Start of EXCERPTED RECORDS

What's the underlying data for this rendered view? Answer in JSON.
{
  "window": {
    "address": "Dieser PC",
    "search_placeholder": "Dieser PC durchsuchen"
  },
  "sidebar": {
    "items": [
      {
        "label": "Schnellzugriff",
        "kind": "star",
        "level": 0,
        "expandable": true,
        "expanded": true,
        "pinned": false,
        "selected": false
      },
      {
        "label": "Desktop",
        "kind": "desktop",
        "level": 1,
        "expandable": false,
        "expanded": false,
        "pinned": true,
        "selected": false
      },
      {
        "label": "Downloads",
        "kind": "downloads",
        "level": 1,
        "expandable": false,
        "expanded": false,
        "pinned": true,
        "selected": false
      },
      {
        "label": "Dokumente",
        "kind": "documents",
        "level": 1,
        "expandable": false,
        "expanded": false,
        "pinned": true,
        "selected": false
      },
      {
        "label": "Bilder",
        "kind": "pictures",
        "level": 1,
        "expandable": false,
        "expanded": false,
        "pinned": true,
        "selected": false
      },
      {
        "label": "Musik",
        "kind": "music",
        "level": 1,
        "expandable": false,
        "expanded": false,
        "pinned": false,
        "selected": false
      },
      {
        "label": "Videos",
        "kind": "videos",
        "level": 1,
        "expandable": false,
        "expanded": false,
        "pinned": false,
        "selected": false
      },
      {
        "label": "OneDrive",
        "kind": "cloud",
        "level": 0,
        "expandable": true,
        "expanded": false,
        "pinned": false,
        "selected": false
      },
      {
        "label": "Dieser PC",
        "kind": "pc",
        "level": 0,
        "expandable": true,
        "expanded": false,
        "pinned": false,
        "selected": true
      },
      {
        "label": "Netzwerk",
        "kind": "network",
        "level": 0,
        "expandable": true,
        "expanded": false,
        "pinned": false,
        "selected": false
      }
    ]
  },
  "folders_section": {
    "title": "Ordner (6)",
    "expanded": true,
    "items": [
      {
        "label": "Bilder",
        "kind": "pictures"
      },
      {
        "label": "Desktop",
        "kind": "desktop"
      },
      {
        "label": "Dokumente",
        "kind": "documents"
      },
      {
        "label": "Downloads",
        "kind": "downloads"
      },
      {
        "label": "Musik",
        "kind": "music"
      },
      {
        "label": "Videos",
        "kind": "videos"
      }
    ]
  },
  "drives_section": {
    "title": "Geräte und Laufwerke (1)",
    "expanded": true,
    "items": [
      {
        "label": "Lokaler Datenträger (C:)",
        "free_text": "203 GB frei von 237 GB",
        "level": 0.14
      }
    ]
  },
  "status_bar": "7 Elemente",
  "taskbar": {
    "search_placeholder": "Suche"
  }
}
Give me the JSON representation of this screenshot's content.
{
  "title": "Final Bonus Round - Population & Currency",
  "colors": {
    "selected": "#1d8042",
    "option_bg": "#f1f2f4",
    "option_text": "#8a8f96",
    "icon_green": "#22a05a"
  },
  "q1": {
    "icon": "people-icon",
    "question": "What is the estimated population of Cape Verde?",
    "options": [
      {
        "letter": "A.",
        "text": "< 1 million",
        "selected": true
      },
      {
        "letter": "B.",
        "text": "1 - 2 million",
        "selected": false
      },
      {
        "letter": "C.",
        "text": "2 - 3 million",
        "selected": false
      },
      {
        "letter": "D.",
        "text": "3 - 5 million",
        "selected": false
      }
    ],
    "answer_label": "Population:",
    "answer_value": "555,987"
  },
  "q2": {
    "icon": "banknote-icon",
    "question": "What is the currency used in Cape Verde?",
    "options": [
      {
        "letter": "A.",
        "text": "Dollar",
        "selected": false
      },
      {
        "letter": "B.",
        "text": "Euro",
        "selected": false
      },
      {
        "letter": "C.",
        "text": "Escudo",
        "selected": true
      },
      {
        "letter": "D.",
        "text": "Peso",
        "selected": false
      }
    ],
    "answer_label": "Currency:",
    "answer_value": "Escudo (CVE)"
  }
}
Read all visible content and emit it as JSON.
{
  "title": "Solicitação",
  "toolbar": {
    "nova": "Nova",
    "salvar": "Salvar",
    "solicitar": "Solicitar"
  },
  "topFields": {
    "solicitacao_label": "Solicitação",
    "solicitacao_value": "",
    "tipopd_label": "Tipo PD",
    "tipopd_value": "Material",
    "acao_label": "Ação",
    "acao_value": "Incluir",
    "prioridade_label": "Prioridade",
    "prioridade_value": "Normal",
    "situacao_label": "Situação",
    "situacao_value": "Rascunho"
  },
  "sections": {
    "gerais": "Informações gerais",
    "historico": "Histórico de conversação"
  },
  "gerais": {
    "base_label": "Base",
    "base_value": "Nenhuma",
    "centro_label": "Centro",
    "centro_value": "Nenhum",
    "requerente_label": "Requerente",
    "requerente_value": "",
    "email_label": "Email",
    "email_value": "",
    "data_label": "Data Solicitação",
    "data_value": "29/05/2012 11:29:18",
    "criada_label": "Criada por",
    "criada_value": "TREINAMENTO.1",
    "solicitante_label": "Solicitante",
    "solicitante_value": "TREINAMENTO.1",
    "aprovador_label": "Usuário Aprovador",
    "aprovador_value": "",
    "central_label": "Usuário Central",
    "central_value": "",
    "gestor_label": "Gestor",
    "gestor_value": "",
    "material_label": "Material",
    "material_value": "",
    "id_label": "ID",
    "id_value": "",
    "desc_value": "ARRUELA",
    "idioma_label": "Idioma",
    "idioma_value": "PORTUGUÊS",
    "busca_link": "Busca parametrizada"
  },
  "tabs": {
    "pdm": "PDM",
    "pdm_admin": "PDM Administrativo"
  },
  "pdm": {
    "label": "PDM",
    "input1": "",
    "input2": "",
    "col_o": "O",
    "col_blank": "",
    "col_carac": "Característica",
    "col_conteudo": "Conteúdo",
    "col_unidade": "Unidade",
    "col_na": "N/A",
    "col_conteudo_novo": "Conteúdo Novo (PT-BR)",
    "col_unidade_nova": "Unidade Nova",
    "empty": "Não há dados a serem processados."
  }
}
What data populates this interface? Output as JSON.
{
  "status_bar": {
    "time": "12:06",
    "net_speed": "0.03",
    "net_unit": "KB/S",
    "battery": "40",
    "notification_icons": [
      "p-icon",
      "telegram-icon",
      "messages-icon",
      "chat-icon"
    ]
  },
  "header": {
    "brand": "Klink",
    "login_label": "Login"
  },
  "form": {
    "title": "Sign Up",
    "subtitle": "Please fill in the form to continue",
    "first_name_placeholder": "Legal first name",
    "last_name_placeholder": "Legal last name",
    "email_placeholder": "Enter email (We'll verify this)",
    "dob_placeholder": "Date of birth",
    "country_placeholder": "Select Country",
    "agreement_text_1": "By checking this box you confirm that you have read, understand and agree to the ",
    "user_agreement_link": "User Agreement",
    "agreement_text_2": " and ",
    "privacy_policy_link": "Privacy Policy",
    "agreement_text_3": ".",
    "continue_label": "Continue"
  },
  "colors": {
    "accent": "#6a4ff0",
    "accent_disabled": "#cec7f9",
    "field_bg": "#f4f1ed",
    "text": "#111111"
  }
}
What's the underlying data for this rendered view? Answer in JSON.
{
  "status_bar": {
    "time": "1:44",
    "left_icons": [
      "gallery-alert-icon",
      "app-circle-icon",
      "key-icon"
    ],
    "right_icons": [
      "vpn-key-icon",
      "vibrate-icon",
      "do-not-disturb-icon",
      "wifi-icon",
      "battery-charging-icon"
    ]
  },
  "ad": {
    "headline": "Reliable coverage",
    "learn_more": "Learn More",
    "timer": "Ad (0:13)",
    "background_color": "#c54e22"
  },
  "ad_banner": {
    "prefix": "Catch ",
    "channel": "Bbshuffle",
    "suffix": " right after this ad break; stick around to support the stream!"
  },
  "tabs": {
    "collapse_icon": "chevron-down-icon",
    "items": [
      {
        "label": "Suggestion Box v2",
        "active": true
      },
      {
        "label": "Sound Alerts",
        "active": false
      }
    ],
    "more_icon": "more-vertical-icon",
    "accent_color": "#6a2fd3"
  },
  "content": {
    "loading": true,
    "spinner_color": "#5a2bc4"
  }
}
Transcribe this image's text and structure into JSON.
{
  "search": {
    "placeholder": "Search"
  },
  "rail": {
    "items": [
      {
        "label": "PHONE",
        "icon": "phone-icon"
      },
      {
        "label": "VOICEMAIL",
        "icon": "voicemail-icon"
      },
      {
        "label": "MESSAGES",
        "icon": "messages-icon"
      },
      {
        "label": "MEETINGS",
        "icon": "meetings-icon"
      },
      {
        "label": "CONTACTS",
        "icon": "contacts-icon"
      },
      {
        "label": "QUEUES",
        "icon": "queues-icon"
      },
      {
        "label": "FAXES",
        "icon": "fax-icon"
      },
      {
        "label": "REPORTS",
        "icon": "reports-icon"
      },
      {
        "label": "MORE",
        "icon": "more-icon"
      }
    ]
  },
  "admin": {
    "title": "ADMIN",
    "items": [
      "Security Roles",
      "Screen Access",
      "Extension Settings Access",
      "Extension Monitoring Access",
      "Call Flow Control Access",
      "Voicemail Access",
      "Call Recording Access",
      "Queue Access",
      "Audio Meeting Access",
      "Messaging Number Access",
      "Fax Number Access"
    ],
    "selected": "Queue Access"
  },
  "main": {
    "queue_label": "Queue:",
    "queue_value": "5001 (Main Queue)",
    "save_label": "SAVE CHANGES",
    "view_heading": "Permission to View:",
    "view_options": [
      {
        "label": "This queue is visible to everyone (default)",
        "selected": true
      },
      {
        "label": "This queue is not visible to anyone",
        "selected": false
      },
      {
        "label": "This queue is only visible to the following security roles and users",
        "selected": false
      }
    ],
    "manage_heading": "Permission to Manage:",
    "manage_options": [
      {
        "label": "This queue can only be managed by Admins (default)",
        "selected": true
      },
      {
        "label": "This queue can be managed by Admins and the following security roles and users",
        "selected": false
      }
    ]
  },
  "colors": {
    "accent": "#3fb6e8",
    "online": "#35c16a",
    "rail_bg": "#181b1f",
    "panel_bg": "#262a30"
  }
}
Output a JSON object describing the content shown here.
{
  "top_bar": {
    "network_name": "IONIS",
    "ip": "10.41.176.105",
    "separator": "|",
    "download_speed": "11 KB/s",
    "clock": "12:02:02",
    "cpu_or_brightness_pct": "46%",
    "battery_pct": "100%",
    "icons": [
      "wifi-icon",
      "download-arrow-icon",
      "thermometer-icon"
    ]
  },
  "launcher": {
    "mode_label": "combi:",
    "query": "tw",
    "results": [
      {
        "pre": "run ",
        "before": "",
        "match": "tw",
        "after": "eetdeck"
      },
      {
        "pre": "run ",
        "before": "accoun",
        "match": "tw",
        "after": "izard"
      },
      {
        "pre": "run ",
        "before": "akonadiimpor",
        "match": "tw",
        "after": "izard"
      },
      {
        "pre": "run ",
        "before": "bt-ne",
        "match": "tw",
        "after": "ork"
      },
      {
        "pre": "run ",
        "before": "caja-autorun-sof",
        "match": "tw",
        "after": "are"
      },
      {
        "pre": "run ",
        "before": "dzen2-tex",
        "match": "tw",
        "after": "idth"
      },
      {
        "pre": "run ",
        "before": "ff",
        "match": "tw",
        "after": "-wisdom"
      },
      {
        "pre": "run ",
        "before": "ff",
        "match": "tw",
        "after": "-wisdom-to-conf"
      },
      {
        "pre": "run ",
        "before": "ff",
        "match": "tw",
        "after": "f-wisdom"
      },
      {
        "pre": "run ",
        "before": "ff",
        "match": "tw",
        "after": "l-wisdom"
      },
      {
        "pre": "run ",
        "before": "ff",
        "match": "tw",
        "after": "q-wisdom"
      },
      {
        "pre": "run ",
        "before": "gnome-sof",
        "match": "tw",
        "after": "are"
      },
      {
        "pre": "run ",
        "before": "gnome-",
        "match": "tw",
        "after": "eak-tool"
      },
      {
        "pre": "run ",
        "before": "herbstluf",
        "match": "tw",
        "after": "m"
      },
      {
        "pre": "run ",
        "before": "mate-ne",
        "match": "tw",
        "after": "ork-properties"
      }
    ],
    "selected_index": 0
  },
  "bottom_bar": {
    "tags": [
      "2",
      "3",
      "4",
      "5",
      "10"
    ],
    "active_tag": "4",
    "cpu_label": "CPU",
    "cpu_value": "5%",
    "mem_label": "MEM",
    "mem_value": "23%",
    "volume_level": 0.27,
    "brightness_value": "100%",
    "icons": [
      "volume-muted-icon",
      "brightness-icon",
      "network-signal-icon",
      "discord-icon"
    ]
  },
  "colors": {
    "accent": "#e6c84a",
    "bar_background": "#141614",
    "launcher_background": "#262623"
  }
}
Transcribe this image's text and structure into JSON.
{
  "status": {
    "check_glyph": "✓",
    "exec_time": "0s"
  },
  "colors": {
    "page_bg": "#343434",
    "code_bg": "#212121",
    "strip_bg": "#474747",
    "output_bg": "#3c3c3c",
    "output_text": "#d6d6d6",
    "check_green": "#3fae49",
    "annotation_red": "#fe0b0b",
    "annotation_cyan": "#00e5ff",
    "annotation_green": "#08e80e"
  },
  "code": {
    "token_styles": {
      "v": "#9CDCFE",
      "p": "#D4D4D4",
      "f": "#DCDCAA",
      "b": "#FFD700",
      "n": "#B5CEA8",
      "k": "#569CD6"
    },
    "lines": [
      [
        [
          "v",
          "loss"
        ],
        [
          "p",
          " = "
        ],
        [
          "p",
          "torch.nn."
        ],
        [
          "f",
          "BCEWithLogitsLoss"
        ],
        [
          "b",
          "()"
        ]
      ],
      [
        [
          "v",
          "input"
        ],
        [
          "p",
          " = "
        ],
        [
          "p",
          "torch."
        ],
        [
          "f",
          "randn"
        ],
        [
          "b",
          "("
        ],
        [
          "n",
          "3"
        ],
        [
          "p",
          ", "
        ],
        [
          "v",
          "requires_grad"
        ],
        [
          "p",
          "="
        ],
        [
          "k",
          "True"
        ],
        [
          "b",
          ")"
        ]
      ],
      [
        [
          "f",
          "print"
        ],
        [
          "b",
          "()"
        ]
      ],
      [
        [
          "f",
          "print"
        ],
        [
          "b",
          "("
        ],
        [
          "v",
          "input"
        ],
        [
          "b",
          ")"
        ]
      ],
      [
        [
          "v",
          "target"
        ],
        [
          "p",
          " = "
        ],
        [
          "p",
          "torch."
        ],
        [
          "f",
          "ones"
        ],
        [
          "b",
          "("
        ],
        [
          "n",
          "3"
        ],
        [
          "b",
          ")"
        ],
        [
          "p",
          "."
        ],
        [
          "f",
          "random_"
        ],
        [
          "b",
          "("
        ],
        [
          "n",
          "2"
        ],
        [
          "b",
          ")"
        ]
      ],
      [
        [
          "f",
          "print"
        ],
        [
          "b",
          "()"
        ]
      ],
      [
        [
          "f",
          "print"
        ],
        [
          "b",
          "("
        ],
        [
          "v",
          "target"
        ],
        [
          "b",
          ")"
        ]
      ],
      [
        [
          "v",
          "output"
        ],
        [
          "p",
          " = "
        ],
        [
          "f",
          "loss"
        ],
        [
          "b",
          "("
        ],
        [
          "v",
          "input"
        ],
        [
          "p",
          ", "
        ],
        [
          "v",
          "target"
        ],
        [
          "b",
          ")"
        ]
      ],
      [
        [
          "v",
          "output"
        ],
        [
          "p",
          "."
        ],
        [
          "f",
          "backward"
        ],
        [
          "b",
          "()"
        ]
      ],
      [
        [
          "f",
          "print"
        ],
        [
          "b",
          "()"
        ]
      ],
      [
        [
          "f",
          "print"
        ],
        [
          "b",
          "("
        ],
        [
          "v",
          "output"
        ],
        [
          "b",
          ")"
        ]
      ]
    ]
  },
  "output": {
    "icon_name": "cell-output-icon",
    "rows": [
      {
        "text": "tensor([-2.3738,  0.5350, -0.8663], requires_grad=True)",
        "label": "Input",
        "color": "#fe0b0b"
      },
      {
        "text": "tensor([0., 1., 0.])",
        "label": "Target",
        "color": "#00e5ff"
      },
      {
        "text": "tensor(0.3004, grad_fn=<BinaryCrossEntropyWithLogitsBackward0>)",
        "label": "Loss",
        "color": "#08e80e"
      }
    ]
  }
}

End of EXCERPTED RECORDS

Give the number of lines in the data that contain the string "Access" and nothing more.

11